Data provided:
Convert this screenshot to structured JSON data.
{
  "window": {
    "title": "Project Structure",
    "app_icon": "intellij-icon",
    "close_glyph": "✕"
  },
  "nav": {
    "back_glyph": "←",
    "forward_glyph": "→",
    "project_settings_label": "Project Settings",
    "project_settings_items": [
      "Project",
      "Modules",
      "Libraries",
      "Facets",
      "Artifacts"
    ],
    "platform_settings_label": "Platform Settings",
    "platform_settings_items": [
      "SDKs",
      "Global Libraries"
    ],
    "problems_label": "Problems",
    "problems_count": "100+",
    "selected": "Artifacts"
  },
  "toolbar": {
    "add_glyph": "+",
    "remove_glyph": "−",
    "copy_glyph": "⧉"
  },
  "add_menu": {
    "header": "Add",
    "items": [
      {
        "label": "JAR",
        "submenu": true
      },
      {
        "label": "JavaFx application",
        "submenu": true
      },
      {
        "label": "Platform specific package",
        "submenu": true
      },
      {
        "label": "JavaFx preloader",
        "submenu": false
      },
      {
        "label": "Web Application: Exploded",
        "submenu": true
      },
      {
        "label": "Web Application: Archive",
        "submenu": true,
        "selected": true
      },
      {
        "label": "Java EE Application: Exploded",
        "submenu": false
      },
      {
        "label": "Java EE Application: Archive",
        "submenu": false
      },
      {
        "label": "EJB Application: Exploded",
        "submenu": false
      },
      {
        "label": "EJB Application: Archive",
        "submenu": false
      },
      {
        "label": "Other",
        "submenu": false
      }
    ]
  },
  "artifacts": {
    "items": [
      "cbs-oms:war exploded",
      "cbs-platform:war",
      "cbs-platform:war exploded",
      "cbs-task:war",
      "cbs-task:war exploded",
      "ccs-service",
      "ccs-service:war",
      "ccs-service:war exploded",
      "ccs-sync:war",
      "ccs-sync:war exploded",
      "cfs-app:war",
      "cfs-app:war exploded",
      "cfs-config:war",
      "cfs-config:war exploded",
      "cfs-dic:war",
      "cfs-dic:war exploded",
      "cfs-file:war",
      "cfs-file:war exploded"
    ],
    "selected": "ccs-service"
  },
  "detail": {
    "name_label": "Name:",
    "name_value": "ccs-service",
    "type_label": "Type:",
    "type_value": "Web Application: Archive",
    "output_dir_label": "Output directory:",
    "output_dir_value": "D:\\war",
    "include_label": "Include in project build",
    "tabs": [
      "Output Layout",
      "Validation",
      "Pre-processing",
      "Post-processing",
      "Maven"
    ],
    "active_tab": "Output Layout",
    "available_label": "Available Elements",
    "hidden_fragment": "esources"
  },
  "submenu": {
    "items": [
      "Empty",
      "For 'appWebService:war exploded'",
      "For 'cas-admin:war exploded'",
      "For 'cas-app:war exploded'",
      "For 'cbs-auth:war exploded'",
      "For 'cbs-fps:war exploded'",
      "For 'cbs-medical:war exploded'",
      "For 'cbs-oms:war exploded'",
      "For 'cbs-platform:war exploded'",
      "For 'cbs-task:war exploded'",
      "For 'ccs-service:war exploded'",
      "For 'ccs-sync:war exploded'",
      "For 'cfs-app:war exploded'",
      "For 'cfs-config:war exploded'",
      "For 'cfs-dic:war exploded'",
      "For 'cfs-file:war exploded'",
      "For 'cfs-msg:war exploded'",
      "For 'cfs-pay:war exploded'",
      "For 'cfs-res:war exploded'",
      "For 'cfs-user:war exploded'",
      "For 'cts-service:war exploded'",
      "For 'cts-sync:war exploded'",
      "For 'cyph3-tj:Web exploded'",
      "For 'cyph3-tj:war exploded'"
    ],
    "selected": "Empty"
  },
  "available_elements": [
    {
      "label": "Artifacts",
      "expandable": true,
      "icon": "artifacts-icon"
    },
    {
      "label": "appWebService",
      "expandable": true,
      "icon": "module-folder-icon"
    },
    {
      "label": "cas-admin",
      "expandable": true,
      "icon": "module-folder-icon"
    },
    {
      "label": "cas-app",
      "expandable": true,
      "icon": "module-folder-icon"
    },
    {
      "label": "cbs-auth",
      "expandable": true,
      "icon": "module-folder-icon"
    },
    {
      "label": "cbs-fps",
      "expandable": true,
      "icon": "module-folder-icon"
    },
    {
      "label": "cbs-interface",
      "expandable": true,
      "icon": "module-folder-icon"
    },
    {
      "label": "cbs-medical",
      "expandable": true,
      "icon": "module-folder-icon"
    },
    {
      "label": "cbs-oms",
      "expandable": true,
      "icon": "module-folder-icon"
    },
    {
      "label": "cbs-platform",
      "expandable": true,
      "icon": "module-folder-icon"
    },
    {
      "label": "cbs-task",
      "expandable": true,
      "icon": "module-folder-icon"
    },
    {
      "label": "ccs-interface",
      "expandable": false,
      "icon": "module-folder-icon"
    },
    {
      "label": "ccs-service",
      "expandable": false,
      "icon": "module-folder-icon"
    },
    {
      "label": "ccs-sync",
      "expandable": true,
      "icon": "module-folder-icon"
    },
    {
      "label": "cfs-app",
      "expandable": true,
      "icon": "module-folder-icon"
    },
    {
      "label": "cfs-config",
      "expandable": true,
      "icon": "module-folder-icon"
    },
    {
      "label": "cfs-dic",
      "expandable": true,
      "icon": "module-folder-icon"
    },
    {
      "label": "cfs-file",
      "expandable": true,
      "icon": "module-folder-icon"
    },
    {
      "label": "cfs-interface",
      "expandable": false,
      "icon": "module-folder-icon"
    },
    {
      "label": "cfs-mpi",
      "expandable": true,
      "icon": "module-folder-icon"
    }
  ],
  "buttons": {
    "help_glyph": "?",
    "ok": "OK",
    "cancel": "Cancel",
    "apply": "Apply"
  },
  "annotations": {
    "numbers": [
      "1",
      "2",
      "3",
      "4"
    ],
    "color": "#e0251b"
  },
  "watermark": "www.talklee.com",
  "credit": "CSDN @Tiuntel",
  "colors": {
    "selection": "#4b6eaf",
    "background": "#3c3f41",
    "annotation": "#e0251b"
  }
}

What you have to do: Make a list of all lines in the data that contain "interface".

Output of the task:
      "label": "cbs-interface",
      "label": "ccs-interface",
      "label": "cfs-interface",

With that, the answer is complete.